- **Work to complete**
Look through the data below. Pick out the lines holding the string "with".

- **Provided entries**

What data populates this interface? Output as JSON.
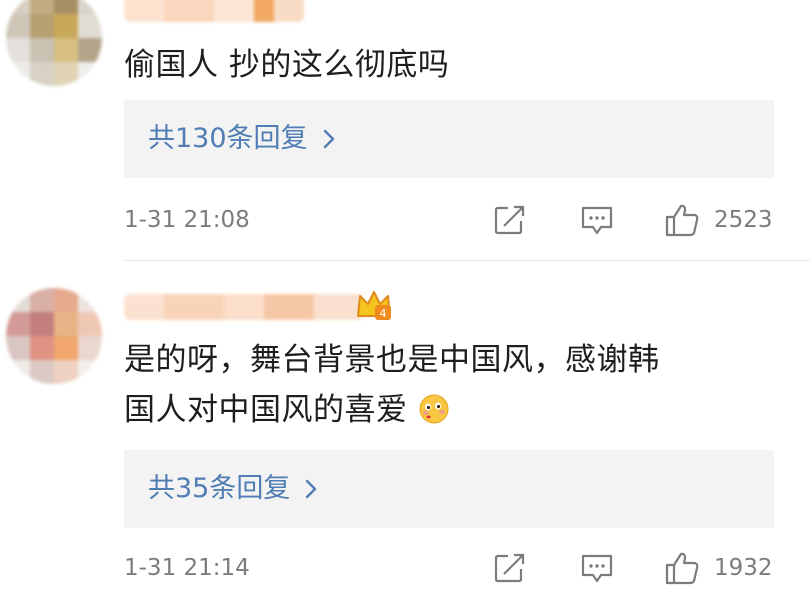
{
  "comments": [
    {
      "text": "偷国人 抄的这么彻底吗",
      "replies_label": "共130条回复",
      "timestamp": "1-31 21:08",
      "like_count": "2523"
    },
    {
      "text_line1": "是的呀，舞台背景也是中国风，感谢韩",
      "text_line2": "国人对中国风的喜爱",
      "replies_label": "共35条回复",
      "timestamp": "1-31 21:14",
      "like_count": "1932"
    }
  ],
  "icons": {
    "share": "share-icon",
    "comment": "comment-icon",
    "like": "thumbs-up-icon",
    "chevron": "chevron-right-icon",
    "emoji": "blush-kiss-emoji-icon",
    "badge": "crown-badge-icon"
  },
  "colors": {
    "link": "#4f7db4",
    "meta": "#7c7c7c",
    "text": "#1e1e1e",
    "reply_bg": "#f3f3f3"
  }
}
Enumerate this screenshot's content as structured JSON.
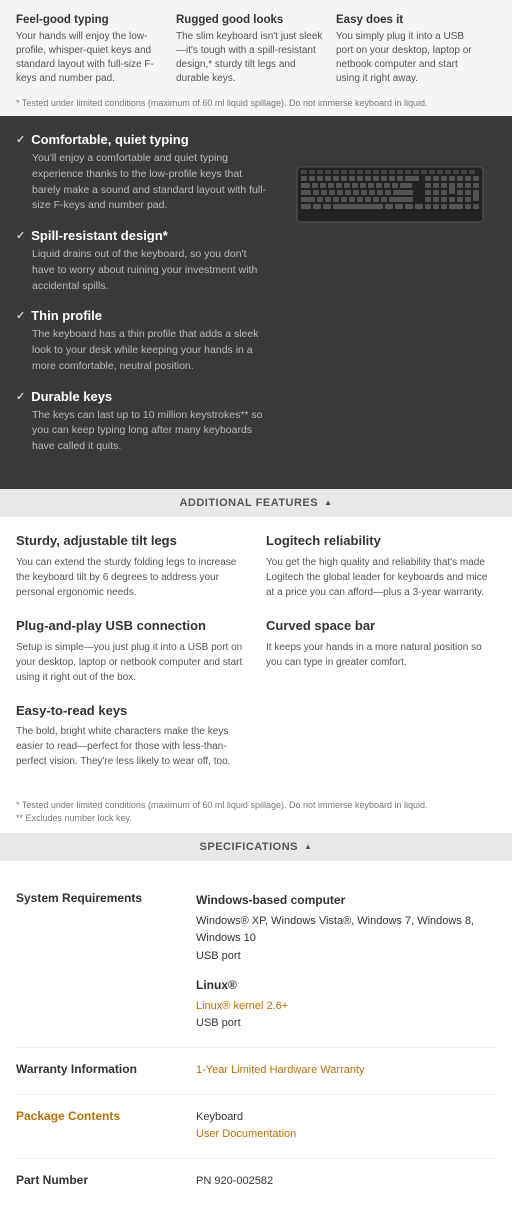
{
  "topBanner": {
    "cols": [
      {
        "title": "Feel-good typing",
        "desc": "Your hands will enjoy the low-profile, whisper-quiet keys and standard layout with full-size F-keys and number pad."
      },
      {
        "title": "Rugged good looks",
        "desc": "The slim keyboard isn't just sleek—it's tough with a spill-resistant design,* sturdy tilt legs and durable keys."
      },
      {
        "title": "Easy does it",
        "desc": "You simply plug it into a USB port on your desktop, laptop or netbook computer and start using it right away."
      }
    ],
    "disclaimer": "* Tested under limited conditions (maximum of 60 ml liquid spillage). Do not immerse keyboard in liquid."
  },
  "darkSection": {
    "features": [
      {
        "title": "Comfortable, quiet typing",
        "desc": "You'll enjoy a comfortable and quiet typing experience thanks to the low-profile keys that barely make a sound and standard layout with full-size F-keys and number pad."
      },
      {
        "title": "Spill-resistant design*",
        "desc": "Liquid drains out of the keyboard, so you don't have to worry about ruining your investment with accidental spills."
      },
      {
        "title": "Thin profile",
        "desc": "The keyboard has a thin profile that adds a sleek look to your desk while keeping your hands in a more comfortable, neutral position."
      },
      {
        "title": "Durable keys",
        "desc": "The keys can last up to 10 million keystrokes** so you can keep typing long after many keyboards have called it quits."
      }
    ]
  },
  "additionalSection": {
    "header": "ADDITIONAL FEATURES"
  },
  "featuresGrid": {
    "left": [
      {
        "title": "Sturdy, adjustable tilt legs",
        "desc": "You can extend the sturdy folding legs to increase the keyboard tilt by 6 degrees to address your personal ergonomic needs."
      },
      {
        "title": "Plug-and-play USB connection",
        "desc": "Setup is simple—you just plug it into a USB port on your desktop, laptop or netbook computer and start using it right out of the box."
      },
      {
        "title": "Easy-to-read keys",
        "desc": "The bold, bright white characters make the keys easier to read—perfect for those with less-than-perfect vision. They're less likely to wear off, too."
      }
    ],
    "right": [
      {
        "title": "Logitech reliability",
        "desc": "You get the high quality and reliability that's made Logitech the global leader for keyboards and mice at a price you can afford—plus a 3-year warranty."
      },
      {
        "title": "Curved space bar",
        "desc": "It keeps your hands in a more natural position so you can type in greater comfort."
      }
    ],
    "disclaimers": [
      "* Tested under limited conditions (maximum of 60 ml liquid spillage). Do not immerse keyboard in liquid.",
      "** Excludes number lock key."
    ]
  },
  "specsSection": {
    "header": "SPECIFICATIONS",
    "rows": [
      {
        "label": "System Requirements",
        "type": "system",
        "windows": {
          "title": "Windows-based computer",
          "lines": [
            "Windows® XP, Windows Vista®, Windows 7, Windows 8, Windows 10",
            "USB port"
          ]
        },
        "linux": {
          "title": "Linux®",
          "link": "Linux® kernel 2.6+",
          "lines": [
            "USB port"
          ]
        }
      },
      {
        "label": "Warranty Information",
        "type": "warranty",
        "value": "1-Year Limited Hardware Warranty"
      },
      {
        "label": "Package Contents",
        "type": "package",
        "lines": [
          "Keyboard",
          "User Documentation"
        ]
      },
      {
        "label": "Part Number",
        "type": "text",
        "value": "PN 920-002582"
      }
    ]
  }
}
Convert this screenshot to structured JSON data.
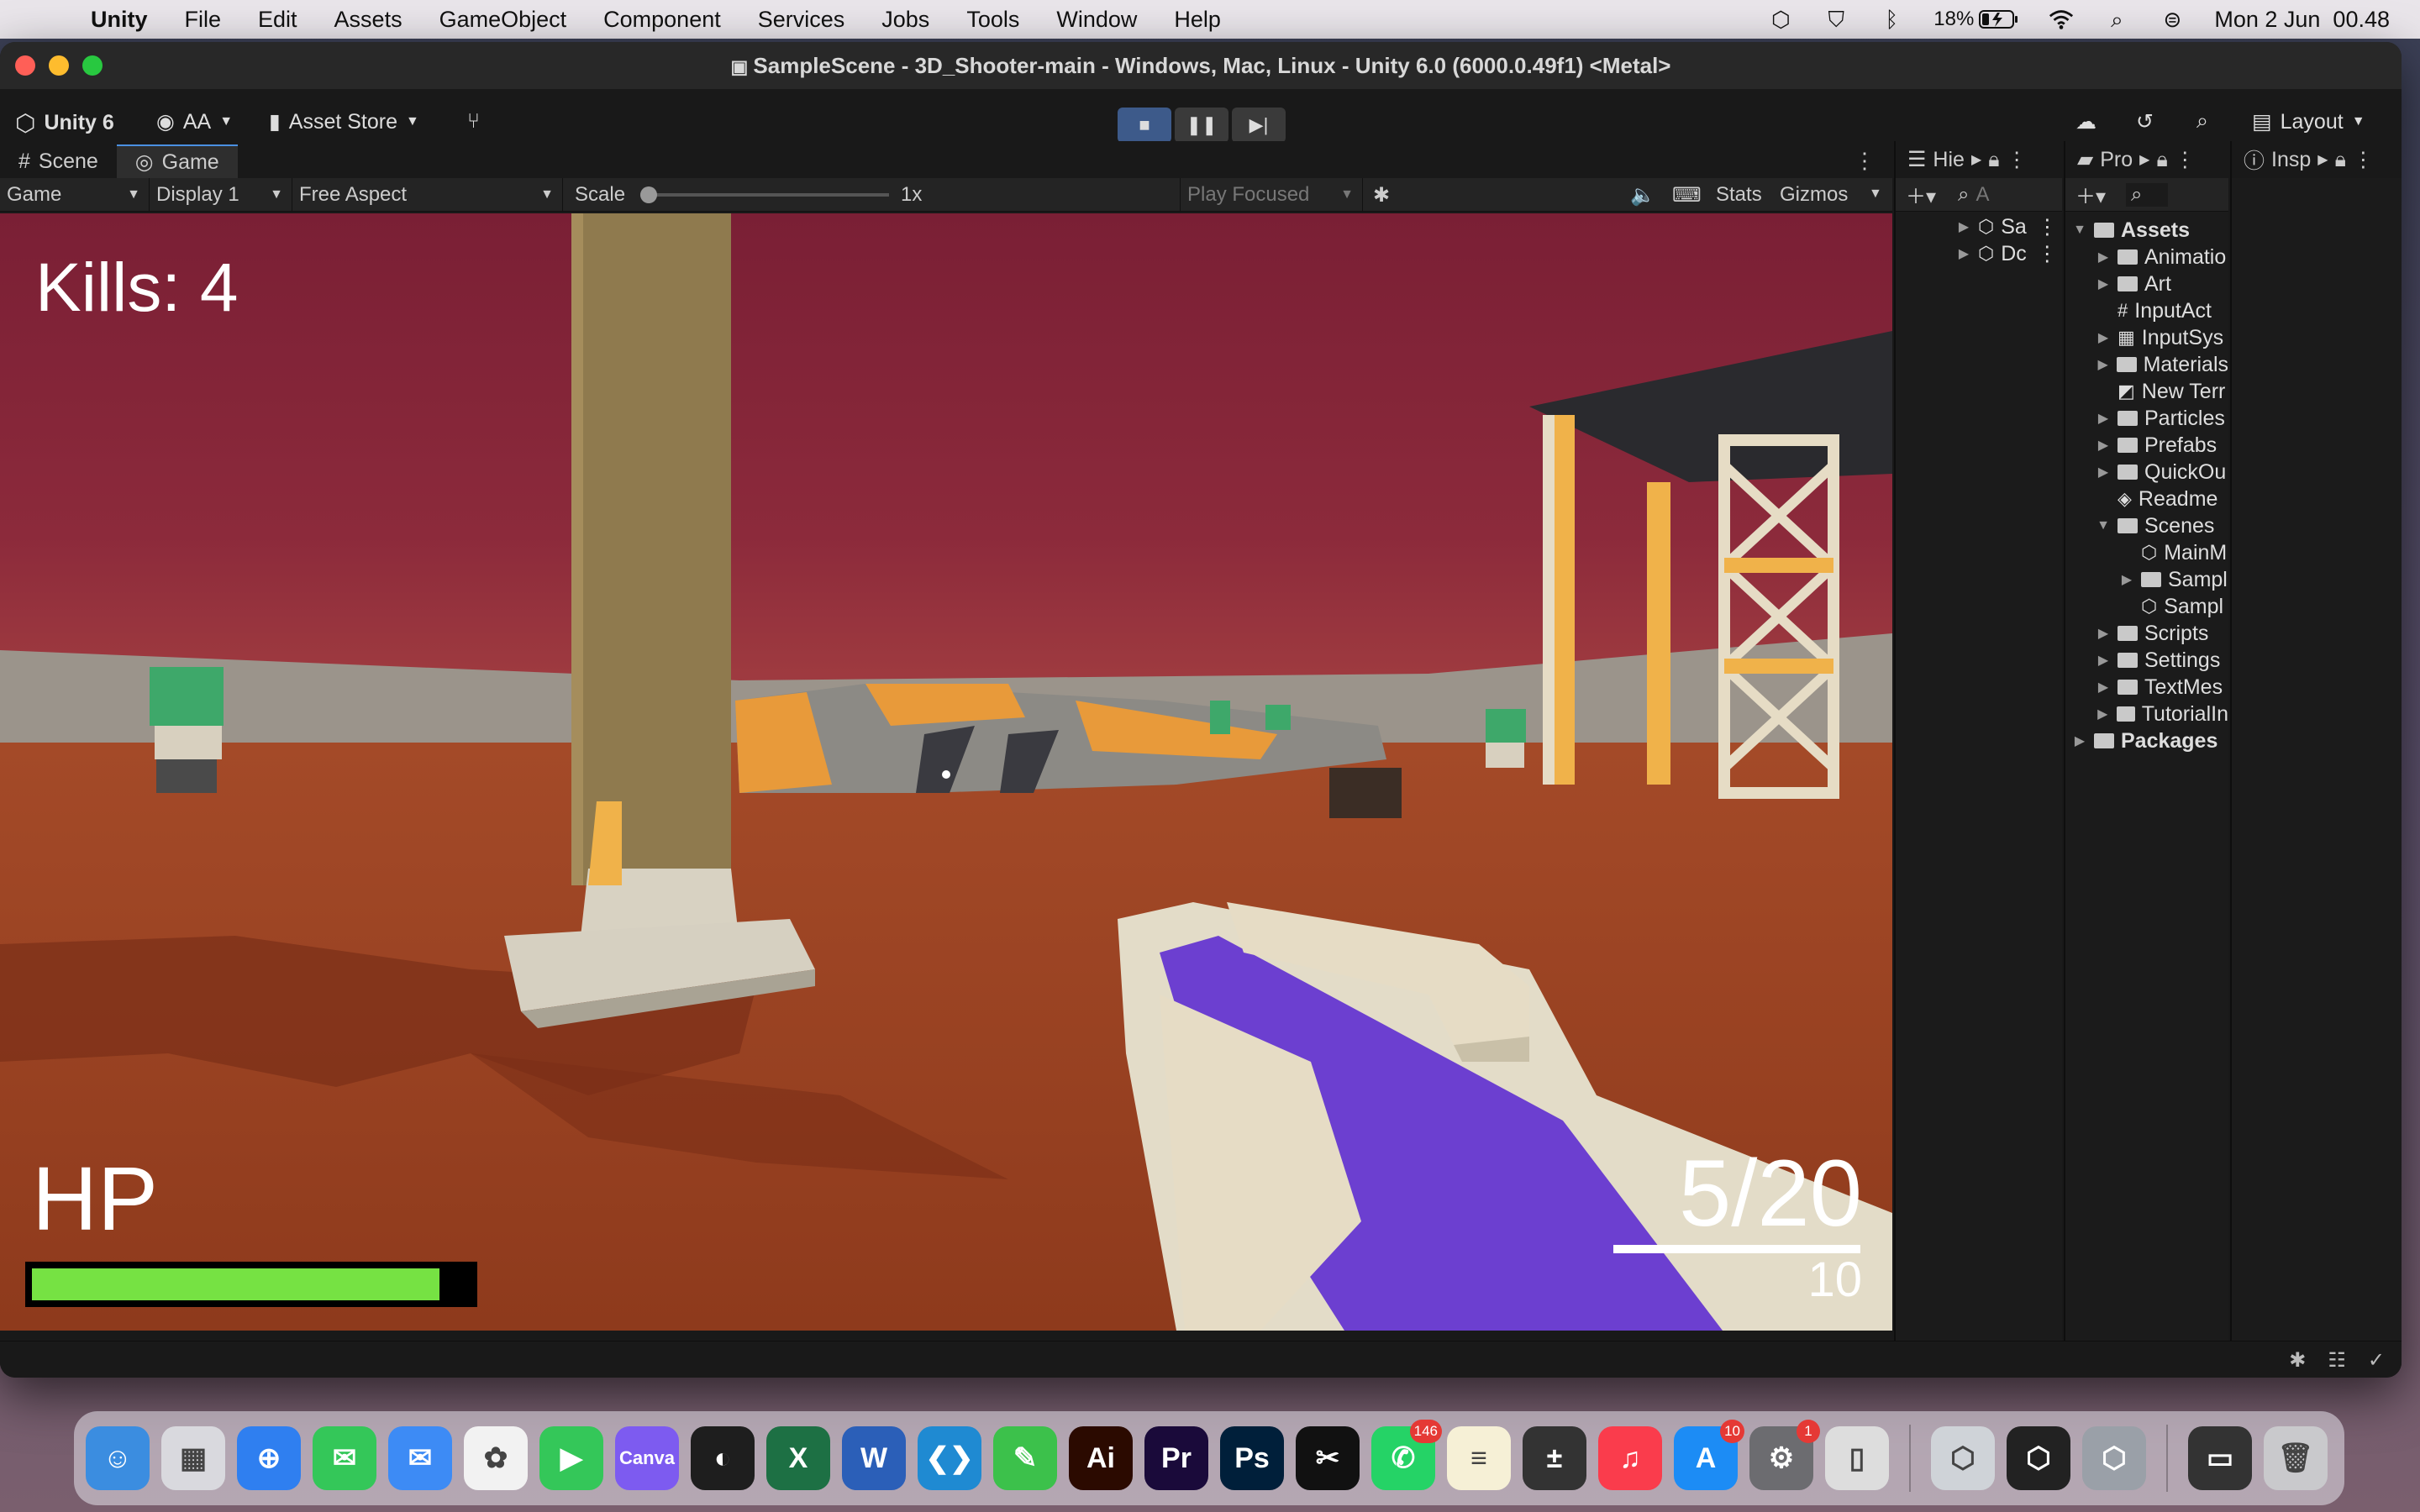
{
  "menubar": {
    "app": "Unity",
    "items": [
      "File",
      "Edit",
      "Assets",
      "GameObject",
      "Component",
      "Services",
      "Jobs",
      "Tools",
      "Window",
      "Help"
    ],
    "battery": "18%",
    "datetime": "Mon 2 Jun  00.48"
  },
  "window": {
    "title": "SampleScene - 3D_Shooter-main - Windows, Mac, Linux - Unity 6.0 (6000.0.49f1) <Metal>"
  },
  "toolbar": {
    "unity_label": "Unity 6",
    "account": "AA",
    "asset_store": "Asset Store",
    "layout": "Layout"
  },
  "game_tabs": [
    "Scene",
    "Game"
  ],
  "game_toolbar": {
    "mode": "Game",
    "display": "Display 1",
    "aspect": "Free Aspect",
    "scale_label": "Scale",
    "scale_value": "1x",
    "play_focus": "Play Focused",
    "stats": "Stats",
    "gizmos": "Gizmos"
  },
  "hud": {
    "kills": "Kills: 4",
    "hp_label": "HP",
    "hp_fraction": 0.93,
    "ammo": "5/20",
    "reserve": "10"
  },
  "hierarchy": {
    "tab": "Hie",
    "search": "A",
    "items": [
      "Sa",
      "Dc"
    ]
  },
  "project": {
    "tab": "Pro",
    "tree": [
      {
        "label": "Assets",
        "depth": 0,
        "type": "folder-open",
        "arrow": "down",
        "bold": true
      },
      {
        "label": "Animatio",
        "depth": 1,
        "type": "folder",
        "arrow": "right"
      },
      {
        "label": "Art",
        "depth": 1,
        "type": "folder",
        "arrow": "right"
      },
      {
        "label": "InputAct",
        "depth": 1,
        "type": "hash",
        "arrow": ""
      },
      {
        "label": "InputSys",
        "depth": 1,
        "type": "map",
        "arrow": "right"
      },
      {
        "label": "Materials",
        "depth": 1,
        "type": "folder",
        "arrow": "right"
      },
      {
        "label": "New Terr",
        "depth": 1,
        "type": "terrain",
        "arrow": ""
      },
      {
        "label": "Particles",
        "depth": 1,
        "type": "folder",
        "arrow": "right"
      },
      {
        "label": "Prefabs",
        "depth": 1,
        "type": "folder",
        "arrow": "right"
      },
      {
        "label": "QuickOu",
        "depth": 1,
        "type": "folder",
        "arrow": "right"
      },
      {
        "label": "Readme",
        "depth": 1,
        "type": "cube",
        "arrow": ""
      },
      {
        "label": "Scenes",
        "depth": 1,
        "type": "folder-open",
        "arrow": "down"
      },
      {
        "label": "MainM",
        "depth": 2,
        "type": "unity",
        "arrow": ""
      },
      {
        "label": "Sampl",
        "depth": 2,
        "type": "folder",
        "arrow": "right"
      },
      {
        "label": "Sampl",
        "depth": 2,
        "type": "unity",
        "arrow": ""
      },
      {
        "label": "Scripts",
        "depth": 1,
        "type": "folder",
        "arrow": "right"
      },
      {
        "label": "Settings",
        "depth": 1,
        "type": "folder",
        "arrow": "right"
      },
      {
        "label": "TextMes",
        "depth": 1,
        "type": "folder",
        "arrow": "right"
      },
      {
        "label": "TutorialIn",
        "depth": 1,
        "type": "folder",
        "arrow": "right"
      },
      {
        "label": "Packages",
        "depth": 0,
        "type": "folder",
        "arrow": "right",
        "bold": true
      }
    ]
  },
  "inspector": {
    "tab": "Insp"
  },
  "dock": [
    {
      "name": "finder-icon",
      "color": "#3b8de0",
      "glyph": "☺"
    },
    {
      "name": "launchpad-icon",
      "color": "#d9d9de",
      "glyph": "▦"
    },
    {
      "name": "safari-icon",
      "color": "#2f7ff0",
      "glyph": "⊕"
    },
    {
      "name": "messages-icon",
      "color": "#34c759",
      "glyph": "✉"
    },
    {
      "name": "mail-icon",
      "color": "#3d8bf5",
      "glyph": "✉"
    },
    {
      "name": "photos-icon",
      "color": "#f2f2f2",
      "glyph": "✿"
    },
    {
      "name": "facetime-icon",
      "color": "#34c759",
      "glyph": "▶"
    },
    {
      "name": "canva-icon",
      "color": "#7d5bf0",
      "glyph": "Canva"
    },
    {
      "name": "figma-icon",
      "color": "#1e1e1e",
      "glyph": "◐"
    },
    {
      "name": "excel-icon",
      "color": "#1d7044",
      "glyph": "X"
    },
    {
      "name": "word-icon",
      "color": "#2b5fb8",
      "glyph": "W"
    },
    {
      "name": "vscode-icon",
      "color": "#1f8ad2",
      "glyph": "❮❯"
    },
    {
      "name": "pen-app-icon",
      "color": "#3cc14b",
      "glyph": "✎"
    },
    {
      "name": "illustrator-icon",
      "color": "#2b0a00",
      "glyph": "Ai"
    },
    {
      "name": "premiere-icon",
      "color": "#1a0a3a",
      "glyph": "Pr"
    },
    {
      "name": "photoshop-icon",
      "color": "#001f3a",
      "glyph": "Ps"
    },
    {
      "name": "capcut-icon",
      "color": "#111",
      "glyph": "✂"
    },
    {
      "name": "whatsapp-icon",
      "color": "#25d366",
      "glyph": "✆",
      "badge": "146"
    },
    {
      "name": "notes-icon",
      "color": "#f6f0d6",
      "glyph": "≡"
    },
    {
      "name": "calculator-icon",
      "color": "#333",
      "glyph": "±"
    },
    {
      "name": "music-icon",
      "color": "#fa3c4c",
      "glyph": "♫"
    },
    {
      "name": "app-store-icon",
      "color": "#1c8cf5",
      "glyph": "A",
      "badge": "10"
    },
    {
      "name": "system-settings-icon",
      "color": "#6c6c70",
      "glyph": "⚙",
      "badge": "1"
    },
    {
      "name": "iphone-mirroring-icon",
      "color": "#ddd",
      "glyph": "▯"
    },
    {
      "name": "unity-hub-icon",
      "color": "#cfd3d8",
      "glyph": "⬡",
      "sep": true
    },
    {
      "name": "unity-icon",
      "color": "#222",
      "glyph": "⬡"
    },
    {
      "name": "unity-6-icon",
      "color": "#9aa0a8",
      "glyph": "⬡"
    },
    {
      "name": "recent-window-icon",
      "color": "#333",
      "glyph": "▭",
      "sep": true
    },
    {
      "name": "trash-icon",
      "color": "#c9c9cc",
      "glyph": "🗑"
    }
  ]
}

- **Answer section**
        "desc": "Your hands will enjoy the low-profile, whisper-quiet keys and standard layout with full-size F-keys and number pad."
        "desc": "The slim keyboard isn't just sleek—it's tough with a spill-resistant design,* sturdy tilt legs and durable keys."
        "desc": "You'll enjoy a comfortable and quiet typing experience thanks to the low-profile keys that barely make a sound and standard layout with full-size F-keys and number pad."
        "desc": "Liquid drains out of the keyboard, so you don't have to worry about ruining your investment with accidental spills."
        "desc": "The bold, bright white characters make the keys easier to read—perfect for those with less-than-perfect vision. They're less likely to wear off, too."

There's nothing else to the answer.